TASK DETAILS:
Copy each entry below without any change.

[Dataset rows describing interfaces]
========================================================================
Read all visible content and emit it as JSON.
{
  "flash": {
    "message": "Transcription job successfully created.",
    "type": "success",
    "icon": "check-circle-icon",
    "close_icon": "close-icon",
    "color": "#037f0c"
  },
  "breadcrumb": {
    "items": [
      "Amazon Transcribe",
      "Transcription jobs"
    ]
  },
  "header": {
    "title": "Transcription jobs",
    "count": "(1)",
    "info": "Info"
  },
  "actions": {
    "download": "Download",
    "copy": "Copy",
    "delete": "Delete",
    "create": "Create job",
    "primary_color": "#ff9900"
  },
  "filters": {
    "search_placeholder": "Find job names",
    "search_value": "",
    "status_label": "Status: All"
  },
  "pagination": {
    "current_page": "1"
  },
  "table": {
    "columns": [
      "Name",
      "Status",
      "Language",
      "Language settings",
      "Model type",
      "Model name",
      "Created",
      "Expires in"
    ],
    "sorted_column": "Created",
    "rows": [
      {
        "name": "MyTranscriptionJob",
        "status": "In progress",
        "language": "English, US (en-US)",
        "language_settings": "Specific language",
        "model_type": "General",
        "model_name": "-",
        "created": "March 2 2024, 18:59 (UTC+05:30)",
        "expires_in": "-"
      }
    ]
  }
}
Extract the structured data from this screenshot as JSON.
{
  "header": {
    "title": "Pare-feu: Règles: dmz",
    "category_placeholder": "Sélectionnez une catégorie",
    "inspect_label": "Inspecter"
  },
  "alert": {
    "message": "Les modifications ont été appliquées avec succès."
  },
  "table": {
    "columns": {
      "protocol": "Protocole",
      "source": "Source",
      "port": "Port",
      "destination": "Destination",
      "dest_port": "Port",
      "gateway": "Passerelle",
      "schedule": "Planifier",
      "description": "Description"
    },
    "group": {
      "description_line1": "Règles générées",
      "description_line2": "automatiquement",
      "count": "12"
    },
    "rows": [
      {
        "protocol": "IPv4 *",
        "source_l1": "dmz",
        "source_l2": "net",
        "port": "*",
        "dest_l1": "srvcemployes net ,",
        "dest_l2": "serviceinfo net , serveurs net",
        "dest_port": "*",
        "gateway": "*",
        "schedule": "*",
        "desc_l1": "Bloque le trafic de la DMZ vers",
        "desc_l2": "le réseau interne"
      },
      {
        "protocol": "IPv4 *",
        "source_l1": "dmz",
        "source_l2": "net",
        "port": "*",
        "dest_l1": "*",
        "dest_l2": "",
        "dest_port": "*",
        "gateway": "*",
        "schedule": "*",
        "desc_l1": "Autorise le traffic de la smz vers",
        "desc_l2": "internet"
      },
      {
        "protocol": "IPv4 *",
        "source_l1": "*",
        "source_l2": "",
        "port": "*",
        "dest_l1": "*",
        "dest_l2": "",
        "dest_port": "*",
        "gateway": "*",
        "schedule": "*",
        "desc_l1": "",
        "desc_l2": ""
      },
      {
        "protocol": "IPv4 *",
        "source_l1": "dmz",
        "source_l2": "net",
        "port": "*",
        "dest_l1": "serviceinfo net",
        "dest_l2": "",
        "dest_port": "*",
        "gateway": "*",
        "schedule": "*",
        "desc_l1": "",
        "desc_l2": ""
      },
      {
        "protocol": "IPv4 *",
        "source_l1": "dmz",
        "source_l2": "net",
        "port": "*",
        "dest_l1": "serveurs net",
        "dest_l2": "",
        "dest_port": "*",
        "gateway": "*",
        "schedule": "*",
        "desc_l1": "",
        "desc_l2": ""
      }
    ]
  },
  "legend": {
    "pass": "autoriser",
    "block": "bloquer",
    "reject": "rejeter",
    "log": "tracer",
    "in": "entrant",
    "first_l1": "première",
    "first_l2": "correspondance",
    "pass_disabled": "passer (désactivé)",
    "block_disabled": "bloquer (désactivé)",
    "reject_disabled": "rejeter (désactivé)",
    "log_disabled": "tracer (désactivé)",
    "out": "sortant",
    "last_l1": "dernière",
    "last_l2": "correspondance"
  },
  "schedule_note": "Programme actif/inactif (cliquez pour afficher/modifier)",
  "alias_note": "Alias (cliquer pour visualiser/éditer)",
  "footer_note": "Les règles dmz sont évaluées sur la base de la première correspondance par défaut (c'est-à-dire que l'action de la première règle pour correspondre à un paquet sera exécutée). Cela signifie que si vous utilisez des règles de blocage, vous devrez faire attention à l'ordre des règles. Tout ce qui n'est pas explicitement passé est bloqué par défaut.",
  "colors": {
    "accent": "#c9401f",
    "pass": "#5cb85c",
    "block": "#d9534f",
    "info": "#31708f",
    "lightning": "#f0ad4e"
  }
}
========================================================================
PROBLEM SOLUTION:
Read all visible content and emit it as JSON.
{
  "flash": {
    "message": "Transcription job successfully created.",
    "type": "success",
    "icon": "check-circle-icon",
    "close_icon": "close-icon",
    "color": "#037f0c"
  },
  "breadcrumb": {
    "items": [
      "Amazon Transcribe",
      "Transcription jobs"
    ]
  },
  "header": {
    "title": "Transcription jobs",
    "count": "(1)",
    "info": "Info"
  },
  "actions": {
    "download": "Download",
    "copy": "Copy",
    "delete": "Delete",
    "create": "Create job",
    "primary_color": "#ff9900"
  },
  "filters": {
    "search_placeholder": "Find job names",
    "search_value": "",
    "status_label": "Status: All"
  },
  "pagination": {
    "current_page": "1"
  },
  "table": {
    "columns": [
      "Name",
      "Status",
      "Language",
      "Language settings",
      "Model type",
      "Model name",
      "Created",
      "Expires in"
    ],
    "sorted_column": "Created",
    "rows": [
      {
        "name": "MyTranscriptionJob",
        "status": "In progress",
        "language": "English, US (en-US)",
        "language_settings": "Specific language",
        "model_type": "General",
        "model_name": "-",
        "created": "March 2 2024, 18:59 (UTC+05:30)",
        "expires_in": "-"
      }
    ]
  }
}
Extract the structured data from this screenshot as JSON.
{
  "header": {
    "title": "Pare-feu: Règles: dmz",
    "category_placeholder": "Sélectionnez une catégorie",
    "inspect_label": "Inspecter"
  },
  "alert": {
    "message": "Les modifications ont été appliquées avec succès."
  },
  "table": {
    "columns": {
      "protocol": "Protocole",
      "source": "Source",
      "port": "Port",
      "destination": "Destination",
      "dest_port": "Port",
      "gateway": "Passerelle",
      "schedule": "Planifier",
      "description": "Description"
    },
    "group": {
      "description_line1": "Règles générées",
      "description_line2": "automatiquement",
      "count": "12"
    },
    "rows": [
      {
        "protocol": "IPv4 *",
        "source_l1": "dmz",
        "source_l2": "net",
        "port": "*",
        "dest_l1": "srvcemployes net ,",
        "dest_l2": "serviceinfo net , serveurs net",
        "dest_port": "*",
        "gateway": "*",
        "schedule": "*",
        "desc_l1": "Bloque le trafic de la DMZ vers",
        "desc_l2": "le réseau interne"
      },
      {
        "protocol": "IPv4 *",
        "source_l1": "dmz",
        "source_l2": "net",
        "port": "*",
        "dest_l1": "*",
        "dest_l2": "",
        "dest_port": "*",
        "gateway": "*",
        "schedule": "*",
        "desc_l1": "Autorise le traffic de la smz vers",
        "desc_l2": "internet"
      },
      {
        "protocol": "IPv4 *",
        "source_l1": "*",
        "source_l2": "",
        "port": "*",
        "dest_l1": "*",
        "dest_l2": "",
        "dest_port": "*",
        "gateway": "*",
        "schedule": "*",
        "desc_l1": "",
        "desc_l2": ""
      },
      {
        "protocol": "IPv4 *",
        "source_l1": "dmz",
        "source_l2": "net",
        "port": "*",
        "dest_l1": "serviceinfo net",
        "dest_l2": "",
        "dest_port": "*",
        "gateway": "*",
        "schedule": "*",
        "desc_l1": "",
        "desc_l2": ""
      },
      {
        "protocol": "IPv4 *",
        "source_l1": "dmz",
        "source_l2": "net",
        "port": "*",
        "dest_l1": "serveurs net",
        "dest_l2": "",
        "dest_port": "*",
        "gateway": "*",
        "schedule": "*",
        "desc_l1": "",
        "desc_l2": ""
      }
    ]
  },
  "legend": {
    "pass": "autoriser",
    "block": "bloquer",
    "reject": "rejeter",
    "log": "tracer",
    "in": "entrant",
    "first_l1": "première",
    "first_l2": "correspondance",
    "pass_disabled": "passer (désactivé)",
    "block_disabled": "bloquer (désactivé)",
    "reject_disabled": "rejeter (désactivé)",
    "log_disabled": "tracer (désactivé)",
    "out": "sortant",
    "last_l1": "dernière",
    "last_l2": "correspondance"
  },
  "schedule_note": "Programme actif/inactif (cliquez pour afficher/modifier)",
  "alias_note": "Alias (cliquer pour visualiser/éditer)",
  "footer_note": "Les règles dmz sont évaluées sur la base de la première correspondance par défaut (c'est-à-dire que l'action de la première règle pour correspondre à un paquet sera exécutée). Cela signifie que si vous utilisez des règles de blocage, vous devrez faire attention à l'ordre des règles. Tout ce qui n'est pas explicitement passé est bloqué par défaut.",
  "colors": {
    "accent": "#c9401f",
    "pass": "#5cb85c",
    "block": "#d9534f",
    "info": "#31708f",
    "lightning": "#f0ad4e"
  }
}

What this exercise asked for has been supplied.